▶ _TASK DESCRIPTION_
An unchanged copy of each entry below is needed; keep the pictures out of it.

▶ _RECORDS SUPPLIED_

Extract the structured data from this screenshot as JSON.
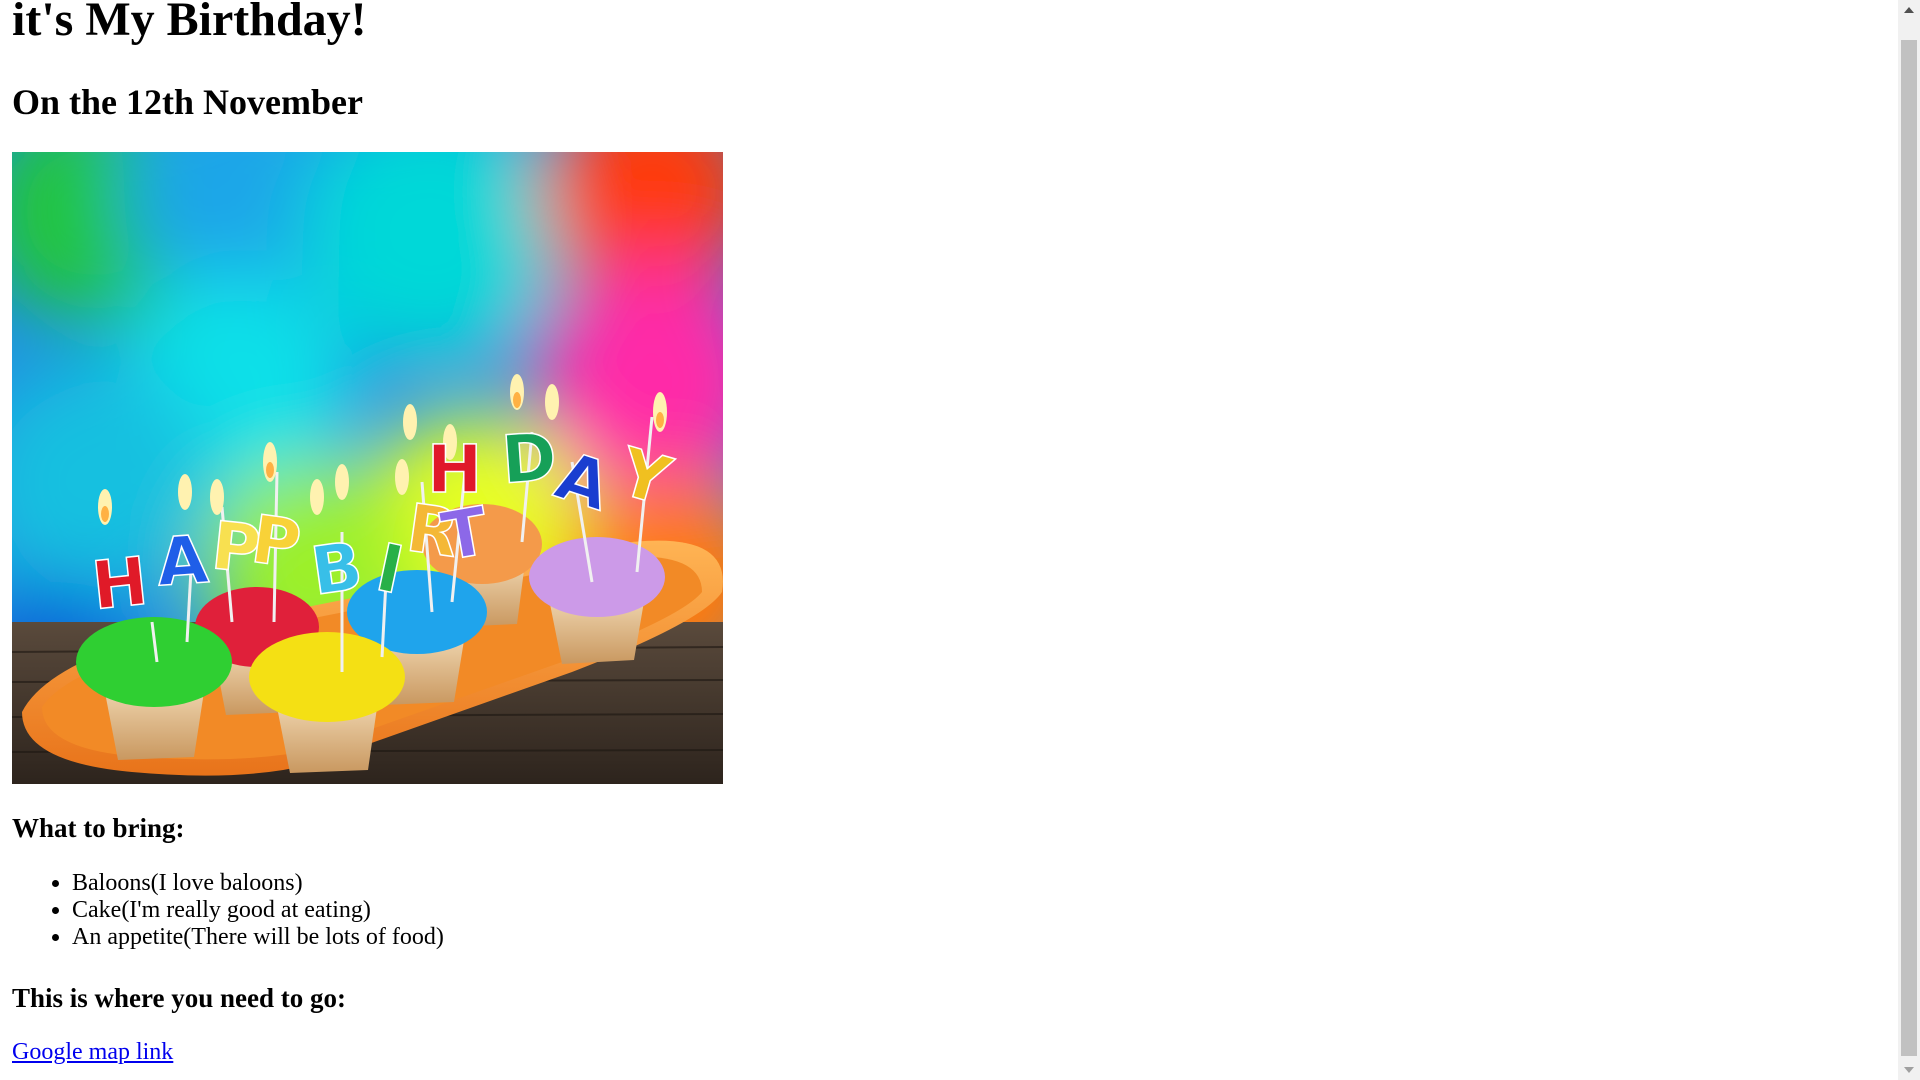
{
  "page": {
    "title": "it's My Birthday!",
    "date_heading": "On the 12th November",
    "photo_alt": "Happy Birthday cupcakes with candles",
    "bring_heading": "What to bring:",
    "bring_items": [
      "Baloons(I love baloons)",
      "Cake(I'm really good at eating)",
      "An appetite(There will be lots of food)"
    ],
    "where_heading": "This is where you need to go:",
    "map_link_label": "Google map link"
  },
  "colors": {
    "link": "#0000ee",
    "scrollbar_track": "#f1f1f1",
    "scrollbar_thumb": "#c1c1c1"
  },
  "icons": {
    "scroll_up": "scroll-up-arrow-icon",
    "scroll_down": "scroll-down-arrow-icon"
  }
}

▶ _SOLUTION BELOW_
Extract the structured data from this screenshot as JSON.
{
  "page": {
    "title": "it's My Birthday!",
    "date_heading": "On the 12th November",
    "photo_alt": "Happy Birthday cupcakes with candles",
    "bring_heading": "What to bring:",
    "bring_items": [
      "Baloons(I love baloons)",
      "Cake(I'm really good at eating)",
      "An appetite(There will be lots of food)"
    ],
    "where_heading": "This is where you need to go:",
    "map_link_label": "Google map link"
  },
  "colors": {
    "link": "#0000ee",
    "scrollbar_track": "#f1f1f1",
    "scrollbar_thumb": "#c1c1c1"
  },
  "icons": {
    "scroll_up": "scroll-up-arrow-icon",
    "scroll_down": "scroll-down-arrow-icon"
  }
}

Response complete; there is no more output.